▶ _EXERCISE DIRECTIONS_: The answer should consist of the records below, repeated exactly, and no pictures.

[Excerpts from an interface dataset]
--- START ---
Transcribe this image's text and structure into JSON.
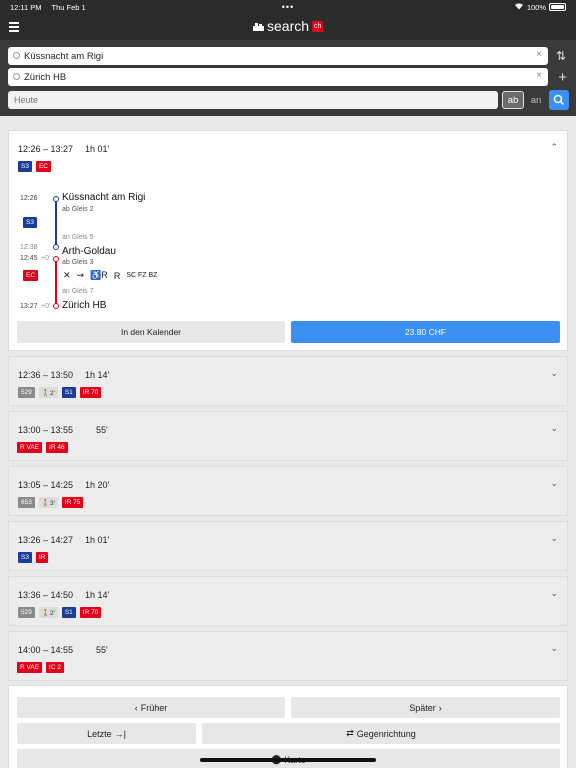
{
  "status": {
    "time": "12:11 PM",
    "date": "Thu Feb 1",
    "battery": "100%"
  },
  "header": {
    "logo_text": "search",
    "logo_suffix": "ch"
  },
  "search": {
    "from": "Küssnacht am Rigi",
    "to": "Zürich HB",
    "date_placeholder": "Heute",
    "mode_ab": "ab",
    "mode_an": "an",
    "clear_glyph": "×",
    "swap_glyph": "⇅",
    "add_glyph": "+"
  },
  "connections": [
    {
      "time": "12:26 – 13:27",
      "duration": "1h 01'",
      "badges": [
        {
          "text": "S3",
          "color": "blue"
        },
        {
          "text": "EC",
          "color": "red"
        }
      ],
      "expanded": true,
      "detail": {
        "stops": [
          {
            "time": "12:26",
            "name": "Küssnacht am Rigi",
            "platform": "ab Gleis 2"
          },
          {
            "time_arr": "12:38",
            "time_dep": "12:45",
            "delay": "+0'",
            "name": "Arth-Goldau",
            "arr_platform": "an Gleis 5",
            "dep_platform": "ab Gleis 3"
          },
          {
            "time": "13:27",
            "delay": "+0'",
            "name": "Zürich HB",
            "platform": "an Gleis 7"
          }
        ],
        "leg_badges": [
          {
            "text": "S3",
            "color": "blue"
          },
          {
            "text": "EC",
            "color": "red"
          }
        ],
        "facilities": [
          "✕",
          "⇝",
          "♿R",
          "R"
        ],
        "facilities_small": "SC FZ BZ",
        "calendar_label": "In den Kalender",
        "price_label": "23.80 CHF"
      }
    },
    {
      "time": "12:36 – 13:50",
      "duration": "1h 14'",
      "badges": [
        {
          "text": "529",
          "color": "gray"
        },
        {
          "text": "🚶2'",
          "color": "walk"
        },
        {
          "text": "S1",
          "color": "blue"
        },
        {
          "text": "IR 70",
          "color": "red"
        }
      ]
    },
    {
      "time": "13:00 – 13:55",
      "duration": "55'",
      "badges": [
        {
          "text": "R VAE",
          "color": "red"
        },
        {
          "text": "IR 46",
          "color": "red"
        }
      ]
    },
    {
      "time": "13:05 – 14:25",
      "duration": "1h 20'",
      "badges": [
        {
          "text": "653",
          "color": "gray"
        },
        {
          "text": "🚶3'",
          "color": "walk"
        },
        {
          "text": "IR 75",
          "color": "red"
        }
      ]
    },
    {
      "time": "13:26 – 14:27",
      "duration": "1h 01'",
      "badges": [
        {
          "text": "S3",
          "color": "blue"
        },
        {
          "text": "IR",
          "color": "red"
        }
      ]
    },
    {
      "time": "13:36 – 14:50",
      "duration": "1h 14'",
      "badges": [
        {
          "text": "529",
          "color": "gray"
        },
        {
          "text": "🚶2'",
          "color": "walk"
        },
        {
          "text": "S1",
          "color": "blue"
        },
        {
          "text": "IR 70",
          "color": "red"
        }
      ]
    },
    {
      "time": "14:00 – 14:55",
      "duration": "55'",
      "badges": [
        {
          "text": "R VAE",
          "color": "red"
        },
        {
          "text": "IC 2",
          "color": "red"
        }
      ]
    }
  ],
  "nav": {
    "earlier": "Früher",
    "later": "Später",
    "last": "Letzte",
    "reverse": "Gegenrichtung",
    "map": "Karte"
  },
  "colors": {
    "blue": "#1b3d99",
    "red": "#e2001a",
    "accent": "#3a8ff0"
  }
}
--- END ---
▶ _WRITTEN REPLY_:
Transcribe this image's text and structure into JSON.
{
  "status": {
    "time": "12:11 PM",
    "date": "Thu Feb 1",
    "battery": "100%"
  },
  "header": {
    "logo_text": "search",
    "logo_suffix": "ch"
  },
  "search": {
    "from": "Küssnacht am Rigi",
    "to": "Zürich HB",
    "date_placeholder": "Heute",
    "mode_ab": "ab",
    "mode_an": "an",
    "clear_glyph": "×",
    "swap_glyph": "⇅",
    "add_glyph": "+"
  },
  "connections": [
    {
      "time": "12:26 – 13:27",
      "duration": "1h 01'",
      "badges": [
        {
          "text": "S3",
          "color": "blue"
        },
        {
          "text": "EC",
          "color": "red"
        }
      ],
      "expanded": true,
      "detail": {
        "stops": [
          {
            "time": "12:26",
            "name": "Küssnacht am Rigi",
            "platform": "ab Gleis 2"
          },
          {
            "time_arr": "12:38",
            "time_dep": "12:45",
            "delay": "+0'",
            "name": "Arth-Goldau",
            "arr_platform": "an Gleis 5",
            "dep_platform": "ab Gleis 3"
          },
          {
            "time": "13:27",
            "delay": "+0'",
            "name": "Zürich HB",
            "platform": "an Gleis 7"
          }
        ],
        "leg_badges": [
          {
            "text": "S3",
            "color": "blue"
          },
          {
            "text": "EC",
            "color": "red"
          }
        ],
        "facilities": [
          "✕",
          "⇝",
          "♿R",
          "R"
        ],
        "facilities_small": "SC FZ BZ",
        "calendar_label": "In den Kalender",
        "price_label": "23.80 CHF"
      }
    },
    {
      "time": "12:36 – 13:50",
      "duration": "1h 14'",
      "badges": [
        {
          "text": "529",
          "color": "gray"
        },
        {
          "text": "🚶2'",
          "color": "walk"
        },
        {
          "text": "S1",
          "color": "blue"
        },
        {
          "text": "IR 70",
          "color": "red"
        }
      ]
    },
    {
      "time": "13:00 – 13:55",
      "duration": "55'",
      "badges": [
        {
          "text": "R VAE",
          "color": "red"
        },
        {
          "text": "IR 46",
          "color": "red"
        }
      ]
    },
    {
      "time": "13:05 – 14:25",
      "duration": "1h 20'",
      "badges": [
        {
          "text": "653",
          "color": "gray"
        },
        {
          "text": "🚶3'",
          "color": "walk"
        },
        {
          "text": "IR 75",
          "color": "red"
        }
      ]
    },
    {
      "time": "13:26 – 14:27",
      "duration": "1h 01'",
      "badges": [
        {
          "text": "S3",
          "color": "blue"
        },
        {
          "text": "IR",
          "color": "red"
        }
      ]
    },
    {
      "time": "13:36 – 14:50",
      "duration": "1h 14'",
      "badges": [
        {
          "text": "529",
          "color": "gray"
        },
        {
          "text": "🚶2'",
          "color": "walk"
        },
        {
          "text": "S1",
          "color": "blue"
        },
        {
          "text": "IR 70",
          "color": "red"
        }
      ]
    },
    {
      "time": "14:00 – 14:55",
      "duration": "55'",
      "badges": [
        {
          "text": "R VAE",
          "color": "red"
        },
        {
          "text": "IC 2",
          "color": "red"
        }
      ]
    }
  ],
  "nav": {
    "earlier": "Früher",
    "later": "Später",
    "last": "Letzte",
    "reverse": "Gegenrichtung",
    "map": "Karte"
  },
  "colors": {
    "blue": "#1b3d99",
    "red": "#e2001a",
    "accent": "#3a8ff0"
  }
}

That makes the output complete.